■ TASK STATEMENT: Retype the data below exactly, skipping pictures.

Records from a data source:

- Opening Delimiter -

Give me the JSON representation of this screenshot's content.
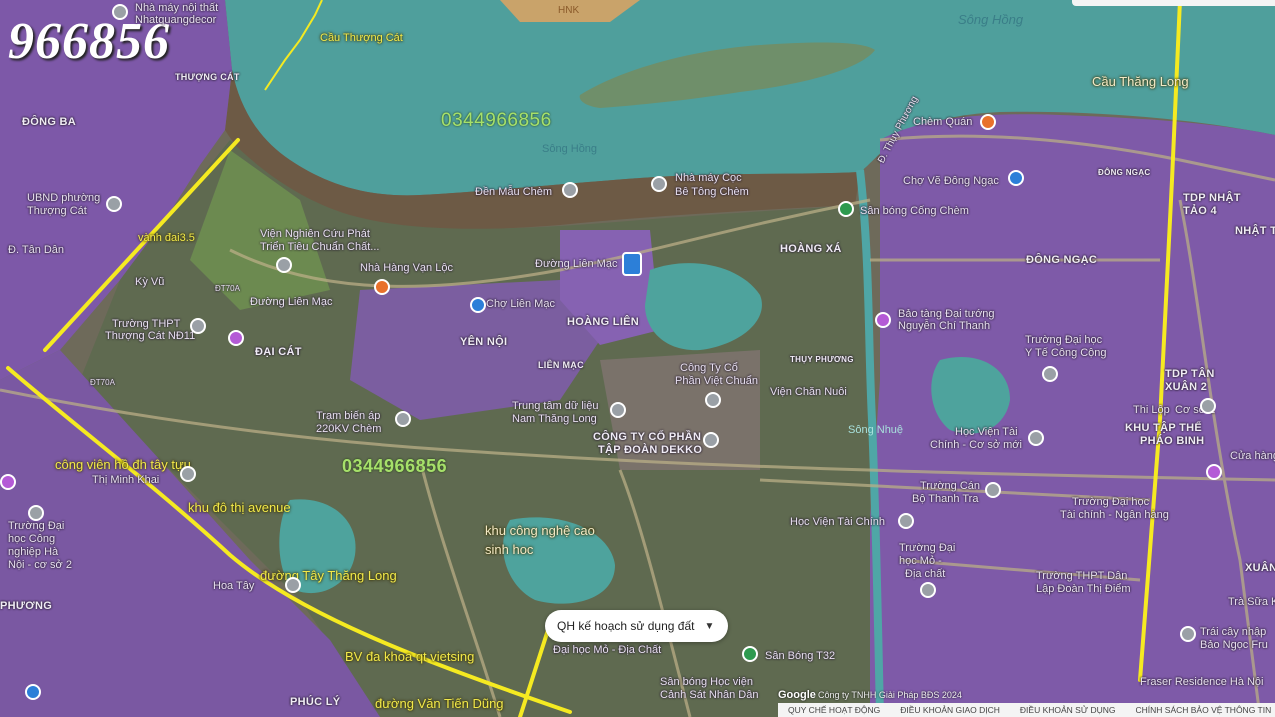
{
  "watermark": "966856",
  "phones": {
    "top": "0344966856",
    "middle": "0344966856"
  },
  "annotations": {
    "cau_thuong_cat": "Cầu Thượng Cát",
    "cau_thang_long": "Cầu Thăng Long",
    "vanh_dai": "vành đai3.5",
    "cong_vien": "công viên hồ đh tây tựu",
    "khu_do_thi": "khu đô thị avenue",
    "khu_cong_nghe": "khu công nghệ cao sinh hoc",
    "duong_tay_thang_long": "đường Tây Thăng Long",
    "bv": "BV đa khoa qt vietsing",
    "duong_van_tien_dung": "đường Văn Tiến Dũng"
  },
  "labels": {
    "nha_may_noi_that": "Nhà máy nội thất",
    "nhat_quang_decor": "Nhatquangdecor",
    "thuong_cat": "THƯỢNG CÁT",
    "dong_ba": "ĐÔNG BA",
    "ubnd": "UBND phường",
    "ubnd_2": "Thượng Cát",
    "tan_dan": "Đ. Tân Dân",
    "ky_vu": "Kỳ Vũ",
    "vien_nghien_cuu": "Viện Nghiên Cứu Phát",
    "vien_nghien_cuu_2": "Triển Tiêu Chuẩn Chất...",
    "nha_hang": "Nhà Hàng Vạn Lộc",
    "duong_lien_mac_1": "Đường Liên Mạc",
    "duong_lien_mac_2": "Đường Liên Mạc",
    "cho_lien_mac": "Chợ Liên Mạc",
    "truong_thpt": "Trường THPT",
    "truong_thpt_2": "Thượng Cát NĐ11",
    "dai_cat": "ĐẠI CÁT",
    "yen_noi": "YÊN NỘI",
    "lien_mac": "LIÊN MẠC",
    "hoang_lien": "HOÀNG LIÊN",
    "den_mau_chem": "Đền Mẫu Chèm",
    "nha_may_coc": "Nhà máy Cọc",
    "be_tong_chem": "Bê Tông Chèm",
    "song_hong_1": "Sông Hồng",
    "song_hong_2": "Sông Hồng",
    "hnk": "HNK",
    "chem_quan": "Chèm Quán",
    "thuy_phuong_road": "Đ. Thụy Phương",
    "cho_ve": "Chợ Vẽ Đông Ngạc",
    "san_bong_cong_chem": "Sân bóng Cống Chèm",
    "hoang_xa": "HOÀNG XÁ",
    "dong_ngac": "ĐÔNG NGẠC",
    "dong_ngac_2": "ĐÔNG NGẠC",
    "tdp_nhat": "TDP NHẬT",
    "tao_4": "TẢO 4",
    "nhat_ta": "NHẬT TẢ",
    "bao_tang": "Bảo tàng Đại tướng",
    "bao_tang_2": "Nguyễn Chí Thanh",
    "truong_dh_y": "Trường Đại học",
    "truong_dh_y_2": "Y Tế Công Cộng",
    "cong_ty_co": "Công Ty Cổ",
    "cong_ty_co_2": "Phần Việt Chuẩn",
    "thuy_phuong": "THỤY PHƯƠNG",
    "vien_chan_nuoi": "Viện Chăn Nuôi",
    "tram_bien_ap": "Trạm biến áp",
    "tram_bien_ap_2": "220KV Chèm",
    "trung_tam": "Trung tâm dữ liệu",
    "trung_tam_2": "Nam Thăng Long",
    "dekko": "CÔNG TY CỔ PHẦN",
    "dekko_2": "TẬP ĐOÀN DEKKO",
    "song_nhue": "Sông Nhuệ",
    "hoc_vien_tai_chinh_cs": "Học Viện Tài",
    "hoc_vien_tai_chinh_cs_2": "Chính - Cơ sở mới",
    "truong_can_bo": "Trường Cán",
    "truong_can_bo_2": "Bộ Thanh Tra",
    "hoc_vien_tai_chinh": "Học Viện Tài Chính",
    "truong_dh_mo": "Trường Đại",
    "truong_dh_mo_2": "học Mỏ -",
    "truong_dh_mo_3": "Địa chất",
    "tdp_tan": "TDP TÂN",
    "xuan_2": "XUÂN 2",
    "thi_lop": "Thi Lộp",
    "co_so_2": "Cơ sở 2",
    "khu_tap_the": "KHU TẬP THỂ",
    "phao_binh": "PHÁO BINH",
    "cua_hang": "Cửa hàng",
    "truong_dh_tai_chinh": "Trường Đại học",
    "truong_dh_tai_chinh_2": "Tài chính - Ngân hàng",
    "truong_thpt_dan_lap": "Trường THPT Dân",
    "truong_thpt_dan_lap_2": "Lập Đoàn Thị Điểm",
    "thi_minh_khai": "Thị Minh Khai",
    "hoa_tay": "Hoa Tây",
    "truong_dh_cong": "Trường Đại",
    "truong_dh_cong_2": "học Công",
    "truong_dh_cong_3": "nghiệp Hà",
    "truong_dh_cong_4": "Nội - cơ sở 2",
    "dai_hoc_mo": "Đại học Mỏ - Địa Chất",
    "san_bong_t32": "Sân Bóng T32",
    "san_bong_hv": "Sân bóng Học viện",
    "san_bong_hv_2": "Cảnh Sát Nhân Dân",
    "phuc_ly": "PHÚC LÝ",
    "fraser": "Fraser Residence Hà Nội",
    "tra_sua": "Trà Sữa K",
    "trai_cay": "Trái cây nhập",
    "trai_cay_2": "Bảo Ngọc Fru",
    "phuong_left": "PHƯƠNG",
    "xuan_right": "XUÂN",
    "road_dt70a_1": "ĐT70A",
    "road_dt70a_2": "ĐT70A"
  },
  "layer_selector": {
    "label": "QH kế hoạch sử dụng đất"
  },
  "google": "Google",
  "attribution": "Công ty TNHH Giải Pháp BĐS 2024",
  "footer": [
    "QUY CHẾ HOẠT ĐỘNG",
    "ĐIỀU KHOẢN GIAO DỊCH",
    "ĐIỀU KHOẢN SỬ DỤNG",
    "CHÍNH SÁCH BẢO VỆ THÔNG TIN"
  ],
  "colors": {
    "water": "#5aa8a6",
    "residential": "#8a5fb3",
    "agri": "#6b7a55",
    "industrial": "#7a6f6a",
    "road_yellow": "#f5ea21"
  }
}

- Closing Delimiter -

■ SOLVED EXERCISE:
Give me the JSON representation of this screenshot's content.
{
  "watermark": "966856",
  "phones": {
    "top": "0344966856",
    "middle": "0344966856"
  },
  "annotations": {
    "cau_thuong_cat": "Cầu Thượng Cát",
    "cau_thang_long": "Cầu Thăng Long",
    "vanh_dai": "vành đai3.5",
    "cong_vien": "công viên hồ đh tây tựu",
    "khu_do_thi": "khu đô thị avenue",
    "khu_cong_nghe": "khu công nghệ cao sinh hoc",
    "duong_tay_thang_long": "đường Tây Thăng Long",
    "bv": "BV đa khoa qt vietsing",
    "duong_van_tien_dung": "đường Văn Tiến Dũng"
  },
  "labels": {
    "nha_may_noi_that": "Nhà máy nội thất",
    "nhat_quang_decor": "Nhatquangdecor",
    "thuong_cat": "THƯỢNG CÁT",
    "dong_ba": "ĐÔNG BA",
    "ubnd": "UBND phường",
    "ubnd_2": "Thượng Cát",
    "tan_dan": "Đ. Tân Dân",
    "ky_vu": "Kỳ Vũ",
    "vien_nghien_cuu": "Viện Nghiên Cứu Phát",
    "vien_nghien_cuu_2": "Triển Tiêu Chuẩn Chất...",
    "nha_hang": "Nhà Hàng Vạn Lộc",
    "duong_lien_mac_1": "Đường Liên Mạc",
    "duong_lien_mac_2": "Đường Liên Mạc",
    "cho_lien_mac": "Chợ Liên Mạc",
    "truong_thpt": "Trường THPT",
    "truong_thpt_2": "Thượng Cát NĐ11",
    "dai_cat": "ĐẠI CÁT",
    "yen_noi": "YÊN NỘI",
    "lien_mac": "LIÊN MẠC",
    "hoang_lien": "HOÀNG LIÊN",
    "den_mau_chem": "Đền Mẫu Chèm",
    "nha_may_coc": "Nhà máy Cọc",
    "be_tong_chem": "Bê Tông Chèm",
    "song_hong_1": "Sông Hồng",
    "song_hong_2": "Sông Hồng",
    "hnk": "HNK",
    "chem_quan": "Chèm Quán",
    "thuy_phuong_road": "Đ. Thụy Phương",
    "cho_ve": "Chợ Vẽ Đông Ngạc",
    "san_bong_cong_chem": "Sân bóng Cống Chèm",
    "hoang_xa": "HOÀNG XÁ",
    "dong_ngac": "ĐÔNG NGẠC",
    "dong_ngac_2": "ĐÔNG NGẠC",
    "tdp_nhat": "TDP NHẬT",
    "tao_4": "TẢO 4",
    "nhat_ta": "NHẬT TẢ",
    "bao_tang": "Bảo tàng Đại tướng",
    "bao_tang_2": "Nguyễn Chí Thanh",
    "truong_dh_y": "Trường Đại học",
    "truong_dh_y_2": "Y Tế Công Cộng",
    "cong_ty_co": "Công Ty Cổ",
    "cong_ty_co_2": "Phần Việt Chuẩn",
    "thuy_phuong": "THỤY PHƯƠNG",
    "vien_chan_nuoi": "Viện Chăn Nuôi",
    "tram_bien_ap": "Trạm biến áp",
    "tram_bien_ap_2": "220KV Chèm",
    "trung_tam": "Trung tâm dữ liệu",
    "trung_tam_2": "Nam Thăng Long",
    "dekko": "CÔNG TY CỔ PHẦN",
    "dekko_2": "TẬP ĐOÀN DEKKO",
    "song_nhue": "Sông Nhuệ",
    "hoc_vien_tai_chinh_cs": "Học Viện Tài",
    "hoc_vien_tai_chinh_cs_2": "Chính - Cơ sở mới",
    "truong_can_bo": "Trường Cán",
    "truong_can_bo_2": "Bộ Thanh Tra",
    "hoc_vien_tai_chinh": "Học Viện Tài Chính",
    "truong_dh_mo": "Trường Đại",
    "truong_dh_mo_2": "học Mỏ -",
    "truong_dh_mo_3": "Địa chất",
    "tdp_tan": "TDP TÂN",
    "xuan_2": "XUÂN 2",
    "thi_lop": "Thi Lộp",
    "co_so_2": "Cơ sở 2",
    "khu_tap_the": "KHU TẬP THỂ",
    "phao_binh": "PHÁO BINH",
    "cua_hang": "Cửa hàng",
    "truong_dh_tai_chinh": "Trường Đại học",
    "truong_dh_tai_chinh_2": "Tài chính - Ngân hàng",
    "truong_thpt_dan_lap": "Trường THPT Dân",
    "truong_thpt_dan_lap_2": "Lập Đoàn Thị Điểm",
    "thi_minh_khai": "Thị Minh Khai",
    "hoa_tay": "Hoa Tây",
    "truong_dh_cong": "Trường Đại",
    "truong_dh_cong_2": "học Công",
    "truong_dh_cong_3": "nghiệp Hà",
    "truong_dh_cong_4": "Nội - cơ sở 2",
    "dai_hoc_mo": "Đại học Mỏ - Địa Chất",
    "san_bong_t32": "Sân Bóng T32",
    "san_bong_hv": "Sân bóng Học viện",
    "san_bong_hv_2": "Cảnh Sát Nhân Dân",
    "phuc_ly": "PHÚC LÝ",
    "fraser": "Fraser Residence Hà Nội",
    "tra_sua": "Trà Sữa K",
    "trai_cay": "Trái cây nhập",
    "trai_cay_2": "Bảo Ngọc Fru",
    "phuong_left": "PHƯƠNG",
    "xuan_right": "XUÂN",
    "road_dt70a_1": "ĐT70A",
    "road_dt70a_2": "ĐT70A"
  },
  "layer_selector": {
    "label": "QH kế hoạch sử dụng đất"
  },
  "google": "Google",
  "attribution": "Công ty TNHH Giải Pháp BĐS 2024",
  "footer": [
    "QUY CHẾ HOẠT ĐỘNG",
    "ĐIỀU KHOẢN GIAO DỊCH",
    "ĐIỀU KHOẢN SỬ DỤNG",
    "CHÍNH SÁCH BẢO VỆ THÔNG TIN"
  ],
  "colors": {
    "water": "#5aa8a6",
    "residential": "#8a5fb3",
    "agri": "#6b7a55",
    "industrial": "#7a6f6a",
    "road_yellow": "#f5ea21"
  }
}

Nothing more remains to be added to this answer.